Tom Kephart (Baseball HQ) won the bidding for Alex Rios -- the first player nominated -- then seemed to disappear before winning 8 more players among the 18 nominated 79th through 96th. Can you offer any insight into his approach?I don't know Tom (he seems nice enough from the brief on-line chats we had during the auction), but I suspect that like me he had a reasonable list of bids, thought that the prices on the first 78 players were unreasonable, and waited until things flattened out to make his move.
Round by Round Salary vs. Value:
CBS Sportsline A.L. 2008
Since there are 12 teams in Sportsline, each round consists of 12 players. You can make the argument that Kephart should have started buying players in Round 6, but generally speaking he was wise to let players slip past in the first five rounds. $180 in losses are accrued according to my bid limits, or an unbelievable $3 per player. This doesn't even take into account the anomaly of players 1-5 all going for par with the exception of Frank Francisco - who went $1 below my bid limit. From the 6th player called out to the 60th, the average player here lost $3.30.

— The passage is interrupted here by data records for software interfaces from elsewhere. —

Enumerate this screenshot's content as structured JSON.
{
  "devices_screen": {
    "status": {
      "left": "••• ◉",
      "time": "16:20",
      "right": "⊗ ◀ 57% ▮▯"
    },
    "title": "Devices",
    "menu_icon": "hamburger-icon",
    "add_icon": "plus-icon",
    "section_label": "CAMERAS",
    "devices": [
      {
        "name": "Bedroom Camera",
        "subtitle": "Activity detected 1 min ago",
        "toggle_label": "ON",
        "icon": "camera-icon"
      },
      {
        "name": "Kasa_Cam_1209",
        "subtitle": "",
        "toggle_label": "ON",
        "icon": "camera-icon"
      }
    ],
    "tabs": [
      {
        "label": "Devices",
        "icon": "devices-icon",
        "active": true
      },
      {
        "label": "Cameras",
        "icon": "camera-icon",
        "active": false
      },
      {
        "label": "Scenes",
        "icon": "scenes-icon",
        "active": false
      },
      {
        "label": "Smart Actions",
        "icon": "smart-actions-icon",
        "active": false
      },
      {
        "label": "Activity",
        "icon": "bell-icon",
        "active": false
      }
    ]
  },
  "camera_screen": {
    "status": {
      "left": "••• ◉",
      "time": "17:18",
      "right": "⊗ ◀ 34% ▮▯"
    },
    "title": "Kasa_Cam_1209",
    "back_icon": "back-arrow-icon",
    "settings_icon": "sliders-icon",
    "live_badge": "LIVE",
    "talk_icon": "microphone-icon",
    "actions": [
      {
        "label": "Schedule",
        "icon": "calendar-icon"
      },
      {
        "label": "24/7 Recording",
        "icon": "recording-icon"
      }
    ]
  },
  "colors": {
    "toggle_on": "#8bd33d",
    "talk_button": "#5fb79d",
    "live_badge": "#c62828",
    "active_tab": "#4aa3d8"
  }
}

I imagine some owners get nervous by this point about not spending their money if they sit for too long without buying a player, but I've always said that the bargains will come if you're patient. And the bargains did come for Kephart - although he did float around at par for awhile from players 79-90. Jacobs was the first big bargain on my sheet, going for $4 below my par price.
It's entirely possible, of course, that Kephart had different prices on his sheet than I had on mine...in which case, he thought he was snagging some bargains.
The larger point, though, is that Tom and I had similar approaches. I wasn't going to overspend early just because players were overpriced early. I didn't wait as long as Tom, but that's because some of the guys that fell in to me fell in at prices that I liked.
I also imagine I had some pitchers at higher prices on my sheet than Tom had on his. He spent $55 on his pitching staff. I like his Greinke/Baker combo at $32, but after that there's a lot of upside but also a lot of risk. He needs two of his low end starters and one of his relievers to pan out to win.
But like many of my readers, I like Tom's auction a lot. He kept his wits, didn't deviate from his prices (I don't think), and came out with a competitive team according to the Patton projections. I tend to agree, and think that he'll be in the fight for this league come September.